START Provided data
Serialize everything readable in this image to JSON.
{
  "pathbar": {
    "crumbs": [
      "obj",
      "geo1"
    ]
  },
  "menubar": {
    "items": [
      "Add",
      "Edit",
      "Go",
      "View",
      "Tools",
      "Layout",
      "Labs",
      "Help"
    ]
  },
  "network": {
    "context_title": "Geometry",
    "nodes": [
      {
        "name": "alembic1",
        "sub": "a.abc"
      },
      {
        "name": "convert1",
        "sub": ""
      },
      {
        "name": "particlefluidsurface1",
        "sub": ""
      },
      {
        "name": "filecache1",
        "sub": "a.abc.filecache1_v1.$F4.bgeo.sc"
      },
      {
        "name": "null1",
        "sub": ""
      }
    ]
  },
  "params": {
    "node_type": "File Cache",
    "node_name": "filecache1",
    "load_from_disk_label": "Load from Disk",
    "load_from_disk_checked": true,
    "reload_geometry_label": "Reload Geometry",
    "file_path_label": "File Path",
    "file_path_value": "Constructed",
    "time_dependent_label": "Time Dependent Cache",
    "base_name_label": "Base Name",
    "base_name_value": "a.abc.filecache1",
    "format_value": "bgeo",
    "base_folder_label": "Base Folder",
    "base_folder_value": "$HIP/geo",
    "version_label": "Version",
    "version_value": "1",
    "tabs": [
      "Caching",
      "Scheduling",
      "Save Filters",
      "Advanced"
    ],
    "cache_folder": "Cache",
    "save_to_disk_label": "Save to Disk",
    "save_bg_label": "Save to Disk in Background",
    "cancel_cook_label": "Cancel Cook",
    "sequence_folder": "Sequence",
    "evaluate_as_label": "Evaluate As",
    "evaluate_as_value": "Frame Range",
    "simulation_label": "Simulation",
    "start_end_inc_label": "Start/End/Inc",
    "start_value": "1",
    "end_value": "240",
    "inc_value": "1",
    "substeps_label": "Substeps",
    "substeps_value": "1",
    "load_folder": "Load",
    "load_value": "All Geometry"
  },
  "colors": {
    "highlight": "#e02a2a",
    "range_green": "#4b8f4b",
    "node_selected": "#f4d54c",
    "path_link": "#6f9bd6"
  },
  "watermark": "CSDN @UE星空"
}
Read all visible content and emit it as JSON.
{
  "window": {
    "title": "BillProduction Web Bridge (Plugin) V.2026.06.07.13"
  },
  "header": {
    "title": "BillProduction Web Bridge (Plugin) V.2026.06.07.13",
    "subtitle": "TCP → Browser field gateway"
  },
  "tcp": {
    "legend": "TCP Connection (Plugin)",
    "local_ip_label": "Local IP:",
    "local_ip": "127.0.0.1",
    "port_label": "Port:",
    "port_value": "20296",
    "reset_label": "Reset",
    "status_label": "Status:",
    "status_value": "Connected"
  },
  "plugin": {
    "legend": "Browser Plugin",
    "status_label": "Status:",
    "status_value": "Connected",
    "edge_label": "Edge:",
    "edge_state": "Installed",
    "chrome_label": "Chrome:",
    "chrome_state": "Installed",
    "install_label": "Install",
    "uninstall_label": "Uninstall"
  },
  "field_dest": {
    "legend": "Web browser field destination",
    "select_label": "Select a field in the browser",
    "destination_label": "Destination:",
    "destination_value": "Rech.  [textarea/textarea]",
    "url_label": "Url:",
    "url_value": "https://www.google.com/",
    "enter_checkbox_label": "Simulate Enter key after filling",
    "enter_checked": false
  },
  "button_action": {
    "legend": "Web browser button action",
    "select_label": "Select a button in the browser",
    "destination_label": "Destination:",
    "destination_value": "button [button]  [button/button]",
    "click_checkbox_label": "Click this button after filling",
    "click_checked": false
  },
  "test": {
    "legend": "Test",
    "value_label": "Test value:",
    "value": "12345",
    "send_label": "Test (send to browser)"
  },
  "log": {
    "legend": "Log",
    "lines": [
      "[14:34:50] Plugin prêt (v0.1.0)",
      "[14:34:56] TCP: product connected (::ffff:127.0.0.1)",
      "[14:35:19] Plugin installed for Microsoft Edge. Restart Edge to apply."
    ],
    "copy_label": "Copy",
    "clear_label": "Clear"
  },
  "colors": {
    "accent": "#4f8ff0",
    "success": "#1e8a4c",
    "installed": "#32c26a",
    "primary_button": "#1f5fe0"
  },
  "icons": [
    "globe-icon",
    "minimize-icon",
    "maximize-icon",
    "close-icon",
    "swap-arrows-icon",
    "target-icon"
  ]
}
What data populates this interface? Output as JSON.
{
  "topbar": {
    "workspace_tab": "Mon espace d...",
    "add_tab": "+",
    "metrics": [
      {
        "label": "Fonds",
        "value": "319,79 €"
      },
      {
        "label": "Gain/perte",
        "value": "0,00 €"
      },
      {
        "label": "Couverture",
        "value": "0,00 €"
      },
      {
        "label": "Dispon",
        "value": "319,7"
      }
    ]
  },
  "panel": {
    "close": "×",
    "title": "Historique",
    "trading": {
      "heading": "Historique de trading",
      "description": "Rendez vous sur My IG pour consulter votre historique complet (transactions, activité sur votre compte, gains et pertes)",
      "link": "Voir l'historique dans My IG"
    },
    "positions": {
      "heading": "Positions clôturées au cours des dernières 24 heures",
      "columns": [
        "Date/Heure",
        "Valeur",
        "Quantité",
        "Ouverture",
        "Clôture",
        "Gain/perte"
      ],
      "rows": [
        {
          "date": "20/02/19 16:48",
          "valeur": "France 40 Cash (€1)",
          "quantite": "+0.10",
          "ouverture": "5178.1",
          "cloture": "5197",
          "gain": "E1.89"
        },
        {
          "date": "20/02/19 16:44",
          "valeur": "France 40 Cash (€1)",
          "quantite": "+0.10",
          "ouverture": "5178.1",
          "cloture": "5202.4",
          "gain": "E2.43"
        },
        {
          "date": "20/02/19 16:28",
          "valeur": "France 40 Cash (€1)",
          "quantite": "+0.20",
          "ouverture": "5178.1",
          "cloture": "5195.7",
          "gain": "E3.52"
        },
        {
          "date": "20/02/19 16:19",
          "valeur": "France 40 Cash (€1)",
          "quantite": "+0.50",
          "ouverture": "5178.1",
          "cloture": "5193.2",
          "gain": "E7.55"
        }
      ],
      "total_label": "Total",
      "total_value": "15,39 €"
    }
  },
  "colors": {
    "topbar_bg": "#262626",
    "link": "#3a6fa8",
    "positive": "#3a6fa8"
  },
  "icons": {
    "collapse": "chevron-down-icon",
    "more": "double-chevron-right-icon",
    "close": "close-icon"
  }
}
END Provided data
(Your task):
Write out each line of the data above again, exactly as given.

(Answer below):
Serialize everything readable in this image to JSON.
{
  "pathbar": {
    "crumbs": [
      "obj",
      "geo1"
    ]
  },
  "menubar": {
    "items": [
      "Add",
      "Edit",
      "Go",
      "View",
      "Tools",
      "Layout",
      "Labs",
      "Help"
    ]
  },
  "network": {
    "context_title": "Geometry",
    "nodes": [
      {
        "name": "alembic1",
        "sub": "a.abc"
      },
      {
        "name": "convert1",
        "sub": ""
      },
      {
        "name": "particlefluidsurface1",
        "sub": ""
      },
      {
        "name": "filecache1",
        "sub": "a.abc.filecache1_v1.$F4.bgeo.sc"
      },
      {
        "name": "null1",
        "sub": ""
      }
    ]
  },
  "params": {
    "node_type": "File Cache",
    "node_name": "filecache1",
    "load_from_disk_label": "Load from Disk",
    "load_from_disk_checked": true,
    "reload_geometry_label": "Reload Geometry",
    "file_path_label": "File Path",
    "file_path_value": "Constructed",
    "time_dependent_label": "Time Dependent Cache",
    "base_name_label": "Base Name",
    "base_name_value": "a.abc.filecache1",
    "format_value": "bgeo",
    "base_folder_label": "Base Folder",
    "base_folder_value": "$HIP/geo",
    "version_label": "Version",
    "version_value": "1",
    "tabs": [
      "Caching",
      "Scheduling",
      "Save Filters",
      "Advanced"
    ],
    "cache_folder": "Cache",
    "save_to_disk_label": "Save to Disk",
    "save_bg_label": "Save to Disk in Background",
    "cancel_cook_label": "Cancel Cook",
    "sequence_folder": "Sequence",
    "evaluate_as_label": "Evaluate As",
    "evaluate_as_value": "Frame Range",
    "simulation_label": "Simulation",
    "start_end_inc_label": "Start/End/Inc",
    "start_value": "1",
    "end_value": "240",
    "inc_value": "1",
    "substeps_label": "Substeps",
    "substeps_value": "1",
    "load_folder": "Load",
    "load_value": "All Geometry"
  },
  "colors": {
    "highlight": "#e02a2a",
    "range_green": "#4b8f4b",
    "node_selected": "#f4d54c",
    "path_link": "#6f9bd6"
  },
  "watermark": "CSDN @UE星空"
}
Read all visible content and emit it as JSON.
{
  "window": {
    "title": "BillProduction Web Bridge (Plugin) V.2026.06.07.13"
  },
  "header": {
    "title": "BillProduction Web Bridge (Plugin) V.2026.06.07.13",
    "subtitle": "TCP → Browser field gateway"
  },
  "tcp": {
    "legend": "TCP Connection (Plugin)",
    "local_ip_label": "Local IP:",
    "local_ip": "127.0.0.1",
    "port_label": "Port:",
    "port_value": "20296",
    "reset_label": "Reset",
    "status_label": "Status:",
    "status_value": "Connected"
  },
  "plugin": {
    "legend": "Browser Plugin",
    "status_label": "Status:",
    "status_value": "Connected",
    "edge_label": "Edge:",
    "edge_state": "Installed",
    "chrome_label": "Chrome:",
    "chrome_state": "Installed",
    "install_label": "Install",
    "uninstall_label": "Uninstall"
  },
  "field_dest": {
    "legend": "Web browser field destination",
    "select_label": "Select a field in the browser",
    "destination_label": "Destination:",
    "destination_value": "Rech.  [textarea/textarea]",
    "url_label": "Url:",
    "url_value": "https://www.google.com/",
    "enter_checkbox_label": "Simulate Enter key after filling",
    "enter_checked": false
  },
  "button_action": {
    "legend": "Web browser button action",
    "select_label": "Select a button in the browser",
    "destination_label": "Destination:",
    "destination_value": "button [button]  [button/button]",
    "click_checkbox_label": "Click this button after filling",
    "click_checked": false
  },
  "test": {
    "legend": "Test",
    "value_label": "Test value:",
    "value": "12345",
    "send_label": "Test (send to browser)"
  },
  "log": {
    "legend": "Log",
    "lines": [
      "[14:34:50] Plugin prêt (v0.1.0)",
      "[14:34:56] TCP: product connected (::ffff:127.0.0.1)",
      "[14:35:19] Plugin installed for Microsoft Edge. Restart Edge to apply."
    ],
    "copy_label": "Copy",
    "clear_label": "Clear"
  },
  "colors": {
    "accent": "#4f8ff0",
    "success": "#1e8a4c",
    "installed": "#32c26a",
    "primary_button": "#1f5fe0"
  },
  "icons": [
    "globe-icon",
    "minimize-icon",
    "maximize-icon",
    "close-icon",
    "swap-arrows-icon",
    "target-icon"
  ]
}
What data populates this interface? Output as JSON.
{
  "topbar": {
    "workspace_tab": "Mon espace d...",
    "add_tab": "+",
    "metrics": [
      {
        "label": "Fonds",
        "value": "319,79 €"
      },
      {
        "label": "Gain/perte",
        "value": "0,00 €"
      },
      {
        "label": "Couverture",
        "value": "0,00 €"
      },
      {
        "label": "Dispon",
        "value": "319,7"
      }
    ]
  },
  "panel": {
    "close": "×",
    "title": "Historique",
    "trading": {
      "heading": "Historique de trading",
      "description": "Rendez vous sur My IG pour consulter votre historique complet (transactions, activité sur votre compte, gains et pertes)",
      "link": "Voir l'historique dans My IG"
    },
    "positions": {
      "heading": "Positions clôturées au cours des dernières 24 heures",
      "columns": [
        "Date/Heure",
        "Valeur",
        "Quantité",
        "Ouverture",
        "Clôture",
        "Gain/perte"
      ],
      "rows": [
        {
          "date": "20/02/19 16:48",
          "valeur": "France 40 Cash (€1)",
          "quantite": "+0.10",
          "ouverture": "5178.1",
          "cloture": "5197",
          "gain": "E1.89"
        },
        {
          "date": "20/02/19 16:44",
          "valeur": "France 40 Cash (€1)",
          "quantite": "+0.10",
          "ouverture": "5178.1",
          "cloture": "5202.4",
          "gain": "E2.43"
        },
        {
          "date": "20/02/19 16:28",
          "valeur": "France 40 Cash (€1)",
          "quantite": "+0.20",
          "ouverture": "5178.1",
          "cloture": "5195.7",
          "gain": "E3.52"
        },
        {
          "date": "20/02/19 16:19",
          "valeur": "France 40 Cash (€1)",
          "quantite": "+0.50",
          "ouverture": "5178.1",
          "cloture": "5193.2",
          "gain": "E7.55"
        }
      ],
      "total_label": "Total",
      "total_value": "15,39 €"
    }
  },
  "colors": {
    "topbar_bg": "#262626",
    "link": "#3a6fa8",
    "positive": "#3a6fa8"
  },
  "icons": {
    "collapse": "chevron-down-icon",
    "more": "double-chevron-right-icon",
    "close": "close-icon"
  }
}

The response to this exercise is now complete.